"In Tai Chi, 

Mind and Energy, Spirit and Form, link continuously like flowing water..." 

"What you are seeking is seeking you."

— Rumi



What does 'hunyuan' mean?



What is 'Hunyuan Tai Chi'?


Who was Grandmaster Feng Zhiqiang?

"Nurture the body. Nurture life."

Health. Community. Fun. Practice.  


The Foundation Qigong and Beginning Tai Chi programs are ongoing—an endless loop—so you can jump in and join the classes at any time! 

• Foundation Qigong classes - M/W 6:00-7:30 PM, and 
S/S 9:00-10:30 AM

• Beginning Tai Chi classes - M/W 6:00-7:30 PM, and 
S/S 11:00 AM-12:30

For details, see the Schedule & Rates page.

Grandmaster Feng Zhiqiang
(pronounced "Fung Jir-shang")

• We offer in-depth programs in the beautiful and profound art of

Chenshi Xinyi Hunyuan Taijiquan
(pronounced "Chun-sure Shin-yee Hun-u-en Dai-ji-shwan")

Hunyuan Tai Chi for short —

developed by Grandmaster Feng Zhiqiang.

Hunyuan Tai Chi is a blend of:

• Chen-style Tai Chi, the ancient martial style of Tai Chi
• Xinyiquan, a closely related internal martial art
• Hunyuan Qigong ("Hun-u-en Chi-gung"), inner energy cultivation

• We teach both the arts of Tai Chi and Qigong, and the science of the energy body that lies behind them, with an emphasis on: 

zhong ding  •  centering 
song  •  relaxation 
ting  •  listening 
ziran  •  naturalness
liu  •  flow
• We offer four programs, all of which are described in detail on the
Programs & Classes page:

 • Foundation Qigong Program
• Beginning Tai Chi Program
• Advanced Tai Chi Program
• Teaching Certification Program

• We welcome all serious students of the internal energy arts, including those working on self-healing in body, mind, energy and spirit. If you have questions, or would like to arrange a personal orientation session and a free trial class, drop us a line here, or call us at 415.864.4545.

"The most important teaching is transmitted without words —
one on one, mind to mind, heart to heart."

— from Michael Dorgan's eulogy for Grandmaster Feng
A blog for the taiji curious
The Backwards Brain Bicycle

Tai Chi, as the old saying goes, is very easy to do—but very, very hard to learn.
This video on the "Backwards Brain Bicycle" explains why. 
Think you know how to ride a bike?
Think again:
So what has this got to do with Tai Chi?

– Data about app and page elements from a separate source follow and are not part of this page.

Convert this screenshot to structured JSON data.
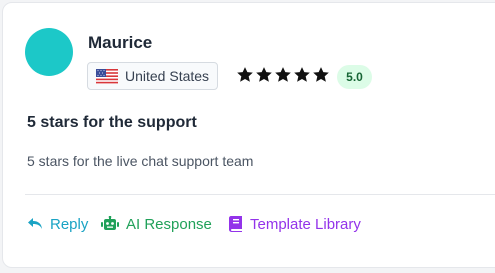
{
  "review": {
    "reviewer_name": "Maurice",
    "country": "United States",
    "rating": 5,
    "rating_label": "5.0",
    "title": "5 stars for the support",
    "body": "5 stars for the live chat support team"
  },
  "actions": {
    "reply_label": "Reply",
    "ai_response_label": "AI Response",
    "template_library_label": "Template Library"
  },
  "colors": {
    "avatar": "#1cc8c8",
    "reply": "#1aa3c4",
    "ai_response": "#21a15a",
    "template_library": "#9333ea",
    "rating_badge_bg": "#dcfce7",
    "rating_badge_text": "#166534"
  },
  "icons": {
    "flag": "us-flag-icon",
    "star": "star-icon",
    "reply": "reply-arrow-icon",
    "ai_response": "robot-icon",
    "template_library": "book-icon"
  }
}
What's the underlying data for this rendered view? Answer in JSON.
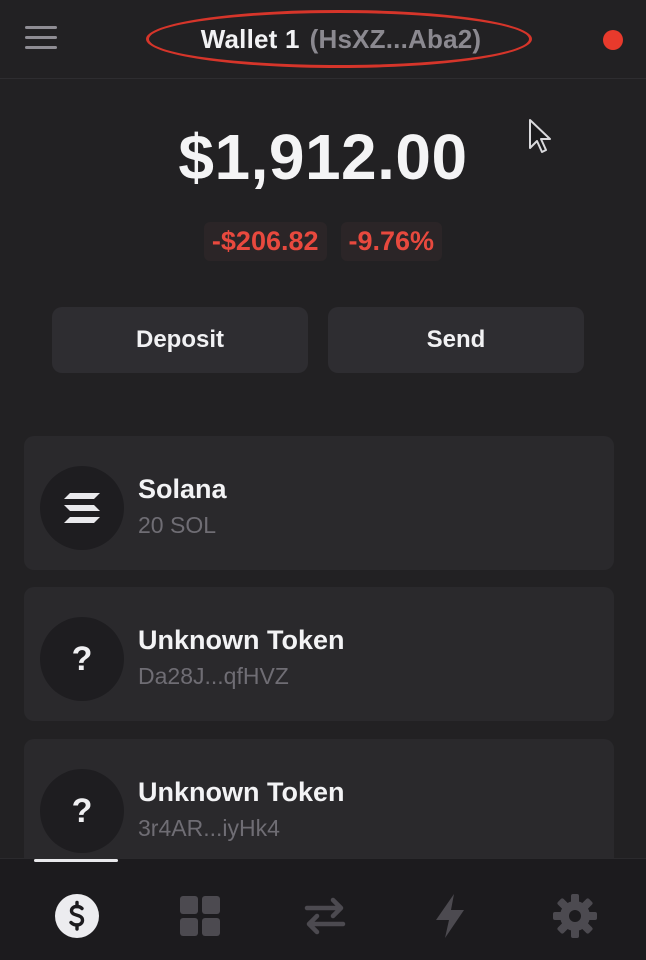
{
  "header": {
    "wallet_name": "Wallet 1",
    "wallet_address": "(HsXZ...Aba2)",
    "menu_icon": "hamburger-menu-icon",
    "status_color": "#e83a2c"
  },
  "balance": {
    "total": "$1,912.00",
    "change_amount": "-$206.82",
    "change_percent": "-9.76%",
    "change_color": "#e8493e"
  },
  "actions": {
    "deposit_label": "Deposit",
    "send_label": "Send"
  },
  "tokens": [
    {
      "name": "Solana",
      "sub": "20 SOL",
      "icon": "solana-logo-icon"
    },
    {
      "name": "Unknown Token",
      "sub": "Da28J...qfHVZ",
      "icon": "question-mark-icon",
      "glyph": "?"
    },
    {
      "name": "Unknown Token",
      "sub": "3r4AR...iyHk4",
      "icon": "question-mark-icon",
      "glyph": "?"
    }
  ],
  "nav": [
    {
      "name": "tokens-dollar-icon",
      "active": true
    },
    {
      "name": "collectibles-grid-icon",
      "active": false
    },
    {
      "name": "swap-arrows-icon",
      "active": false
    },
    {
      "name": "activity-lightning-icon",
      "active": false
    },
    {
      "name": "settings-gear-icon",
      "active": false
    }
  ],
  "colors": {
    "background": "#222123",
    "card": "#2a292c",
    "highlight_ring": "#d6352a"
  }
}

When you start serious Tai Chi training, you'll spend the first few years discovering that you've been programmed since early childhood to move in a certain way: 

from the outside in. 

It's a very powerful way to move. It allows us control our bodies consciously from 'control central' in the brain, and to use tools, from hammers to computers, with great skill and precision. But it has one drawback: it separates body from mind, and turns us into machines. There is an alternative way to move:

    from the inside out.    

That's the natural way to move. That's how animals move. That's how kids move. But we've forgotten how. Or rather, we've been programmed to move another way; we've been programmed to forget what we once knew, what once came naturally. Tai Chi is about regaining that natural movement, its strength, grace, power, and balance. All you have to do, like the guy in the video above, is let go of your old programming. Like riding the Backwards Brain Bicycle, it sounds easy—as easy as riding a bike. But in fact it takes persistence and discipline, as well as guidance and coaching. A good practice community is also important. That's what we provide here at the Academy in both our Qigong and Tai Chi classes. 

Tai Chi is the art and science of returning to the natural body:

• • •